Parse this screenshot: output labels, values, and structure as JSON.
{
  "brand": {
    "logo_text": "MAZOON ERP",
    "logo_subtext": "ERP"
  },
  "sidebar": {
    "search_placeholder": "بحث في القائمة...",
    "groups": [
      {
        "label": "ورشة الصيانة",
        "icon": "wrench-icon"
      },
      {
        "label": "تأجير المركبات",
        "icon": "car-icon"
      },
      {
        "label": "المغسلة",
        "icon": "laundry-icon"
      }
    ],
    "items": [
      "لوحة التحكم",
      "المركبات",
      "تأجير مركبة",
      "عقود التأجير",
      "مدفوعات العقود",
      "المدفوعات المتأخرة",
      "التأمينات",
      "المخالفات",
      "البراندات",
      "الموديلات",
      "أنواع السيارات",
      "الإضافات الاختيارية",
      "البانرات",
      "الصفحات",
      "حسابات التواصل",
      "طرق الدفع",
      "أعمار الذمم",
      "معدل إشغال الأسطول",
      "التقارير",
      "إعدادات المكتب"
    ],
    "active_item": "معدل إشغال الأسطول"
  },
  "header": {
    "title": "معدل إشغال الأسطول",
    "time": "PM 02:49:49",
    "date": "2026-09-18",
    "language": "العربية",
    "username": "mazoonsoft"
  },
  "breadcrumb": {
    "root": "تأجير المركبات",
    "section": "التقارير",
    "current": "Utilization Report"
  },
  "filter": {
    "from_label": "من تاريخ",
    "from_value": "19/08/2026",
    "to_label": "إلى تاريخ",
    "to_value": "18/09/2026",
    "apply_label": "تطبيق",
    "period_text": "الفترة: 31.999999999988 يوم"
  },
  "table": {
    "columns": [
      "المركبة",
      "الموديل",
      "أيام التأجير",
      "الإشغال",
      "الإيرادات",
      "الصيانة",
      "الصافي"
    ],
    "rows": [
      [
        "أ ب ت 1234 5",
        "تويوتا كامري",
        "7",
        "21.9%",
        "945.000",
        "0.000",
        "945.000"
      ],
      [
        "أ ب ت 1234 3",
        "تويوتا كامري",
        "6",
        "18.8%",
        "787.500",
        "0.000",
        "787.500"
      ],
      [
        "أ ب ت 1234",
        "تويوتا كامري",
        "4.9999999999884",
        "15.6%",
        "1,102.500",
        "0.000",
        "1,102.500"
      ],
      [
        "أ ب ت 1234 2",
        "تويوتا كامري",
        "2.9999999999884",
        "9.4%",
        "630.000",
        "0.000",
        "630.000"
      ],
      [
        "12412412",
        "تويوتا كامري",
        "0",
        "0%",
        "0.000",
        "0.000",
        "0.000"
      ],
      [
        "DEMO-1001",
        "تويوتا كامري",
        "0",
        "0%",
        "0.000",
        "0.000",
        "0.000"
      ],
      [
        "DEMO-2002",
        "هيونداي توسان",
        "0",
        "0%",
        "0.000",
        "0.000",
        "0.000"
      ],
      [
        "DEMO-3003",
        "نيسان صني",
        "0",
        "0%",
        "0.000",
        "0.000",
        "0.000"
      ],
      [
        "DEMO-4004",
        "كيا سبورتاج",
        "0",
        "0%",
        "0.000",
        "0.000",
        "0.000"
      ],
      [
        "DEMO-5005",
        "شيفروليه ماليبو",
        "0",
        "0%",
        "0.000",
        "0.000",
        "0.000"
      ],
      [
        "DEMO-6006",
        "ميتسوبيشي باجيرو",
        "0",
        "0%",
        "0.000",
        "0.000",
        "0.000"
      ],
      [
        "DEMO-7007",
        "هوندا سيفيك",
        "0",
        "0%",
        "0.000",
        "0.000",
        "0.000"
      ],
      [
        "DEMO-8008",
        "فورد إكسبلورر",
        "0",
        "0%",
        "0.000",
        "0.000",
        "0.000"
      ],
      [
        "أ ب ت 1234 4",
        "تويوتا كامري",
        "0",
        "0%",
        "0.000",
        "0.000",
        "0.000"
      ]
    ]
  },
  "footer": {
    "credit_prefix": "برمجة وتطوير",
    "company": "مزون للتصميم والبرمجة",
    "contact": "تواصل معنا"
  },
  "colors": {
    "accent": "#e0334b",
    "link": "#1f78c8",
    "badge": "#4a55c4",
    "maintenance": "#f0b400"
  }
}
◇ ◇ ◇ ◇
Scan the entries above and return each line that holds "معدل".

      "معدل إشغال الأسطول",
    "active_item": "معدل إشغال الأسطول"
    "title": "معدل إشغال الأسطول",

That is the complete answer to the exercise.